Payne & Dolan also takes strides to be build good neighbor relationships by sweeping the streets, and cleaning the driveway and plant regularly. Neighbors are notified in advance of nighttime paving which would require extended plant operations hours.


WINNER - Ecological Award for Existing Facility
S.T. Wooten Corp., Wilson, N.C.
Wilmington Asphalt Plant

EE5-STWootenS.T. Wooten Corporation’s seven-year-old Wilmington, North Carolina, asphalt plant converted two years ago to producing 90 percent warm-mix asphalt. The plant uses a gas analyzer to control combustion efficiency and recycles all particle emissions collected in its baghouse back into the asphalt mix.


Rainwater runoff is directed to a grass pond, where water is filtered through the grass and soil. The driveways and plant area are paved to control dust wash down. The Wilmington plant also uses a bucket sweeper to remove additional material from the driveways.


S.T. Wooten Corp. reclaims asphalt pavement and roofing shingles and recently trained an internal energy manager to conduct plant energy audits and to implement additional best practices.


The plant is a good neighbor and is surrounded by grass, trees, and plants, including palms and native shrubbery at the plant’s entrance.


WINNER - Ecological Award for New Facility
Lakeside Industries, Lacey, Wash.
Durgin Road Plant

EN3-LakesideThe Durgin Road plant operated by Lakeside Industries in Lacey, Washington, is a 300-ton-per-hour asphalt plant that hosts daily pollution control inspections, uses warm-mix technology, and strives to conserve natural resources. It does this by using a natural-gas dryer burner and a variable-frequency drive on its baghouse, which helps eliminate large electrical demands.
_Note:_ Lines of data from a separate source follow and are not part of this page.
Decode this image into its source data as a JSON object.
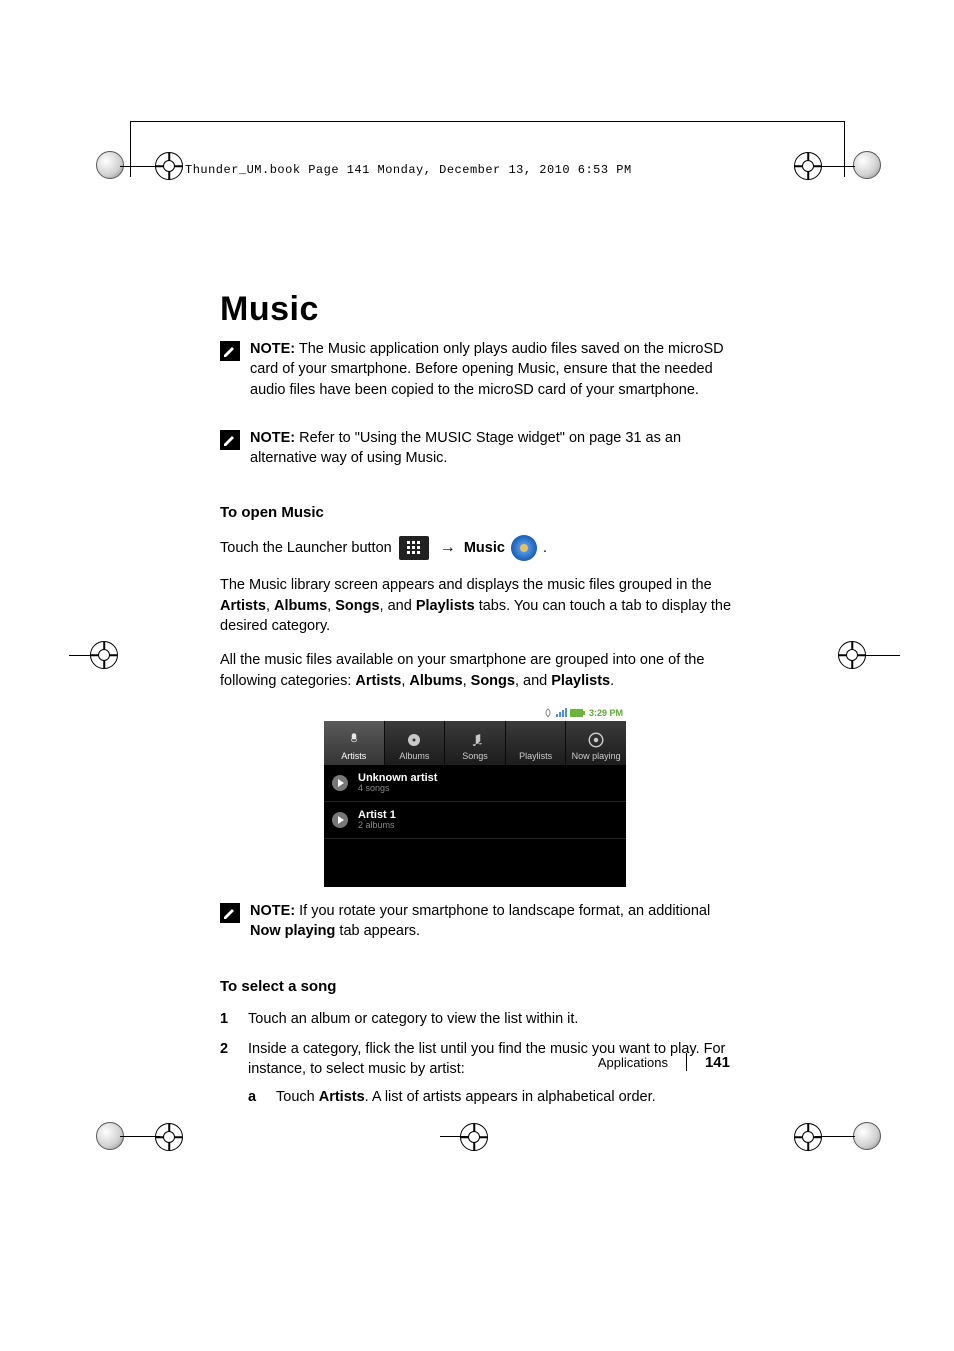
{
  "crop_header": "Thunder_UM.book  Page 141  Monday, December 13, 2010  6:53 PM",
  "title": "Music",
  "note1": {
    "prefix": "NOTE:",
    "text": " The Music application only plays audio files saved on the microSD card of your smartphone. Before opening Music, ensure that the needed audio files have been copied to the microSD card of your smartphone."
  },
  "note2": {
    "prefix": "NOTE:",
    "text": " Refer to \"Using the MUSIC Stage widget\" on page 31 as an alternative way of using Music."
  },
  "subhead_open": "To open Music",
  "launcher_line_pre": "Touch the Launcher button ",
  "launcher_arrow": "→",
  "launcher_music": "Music",
  "para_library_pre": "The Music library screen appears and displays the music files grouped in the ",
  "lib_tabs": {
    "a": "Artists",
    "b": "Albums",
    "c": "Songs",
    "d": "Playlists"
  },
  "para_library_post": " tabs. You can touch a tab to display the desired category.",
  "para_all_pre": "All the music files available on your smartphone are grouped into one of the following categories: ",
  "cats": {
    "a": "Artists",
    "b": "Albums",
    "c": "Songs",
    "d": "Playlists"
  },
  "phone": {
    "time": "3:29 PM",
    "tabs": [
      {
        "label": "Artists"
      },
      {
        "label": "Albums"
      },
      {
        "label": "Songs"
      },
      {
        "label": "Playlists"
      },
      {
        "label": "Now playing"
      }
    ],
    "rows": [
      {
        "main": "Unknown artist",
        "sub": "4 songs"
      },
      {
        "main": "Artist 1",
        "sub": "2 albums"
      }
    ]
  },
  "note3": {
    "prefix": "NOTE:",
    "text_pre": " If you rotate your smartphone to landscape format, an additional ",
    "bold": "Now playing",
    "text_post": " tab appears."
  },
  "subhead_select": "To select a song",
  "steps": {
    "s1": "Touch an album or category to view the list within it.",
    "s2": "Inside a category, flick the list until you find the music you want to play. For instance, to select music by artist:",
    "s2a_pre": "Touch ",
    "s2a_bold": "Artists",
    "s2a_post": ". A list of artists appears in alphabetical order."
  },
  "footer": {
    "section": "Applications",
    "page": "141"
  }
}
Lakeside also uses a gas analyzer to control combustion efficiency.


The company controls rain runoff through water-treatment ponds with infiltration, as well as by dispersing monitoring wells throughout the plant. Using Best Management Practices to control dust washdown, the entire site is paved and a water truck is used to wet the site in dry months.


WINNER - Ecological Award for New Facility
Tilcon New York Inc., an Oldcastle Materials Co., Wharton, N.J.
Keasbey Asphalt Plant

EN2-TilconNYTilcon New York, an Oldcastle Materials Company’s one-year-old Keasbey asphalt plant replaced two less efficient plants in Wharton, New Jersey. Since coming into use, the plant has recorded lower maintenance, labor, electricity, and mobile equipment costs. An increase in reclaimed asphalt pavement processing at the site has also reduced hauling costs for virgin aggregate. Also, a water-injection system is used to produce foamed warm-mix asphalt at the plant.


The new site uses a gas analyzer to control combustion efficiency and a combination baghouse, flue-gas recirculation system, and blue-smoke capture system for emissions control.


The plant also has an automatic ticketing system was put into place, reducing the time it takes trucks to get a ticket from 3 minutes to 45 seconds, which helps reduce emissions and fuel used while idling.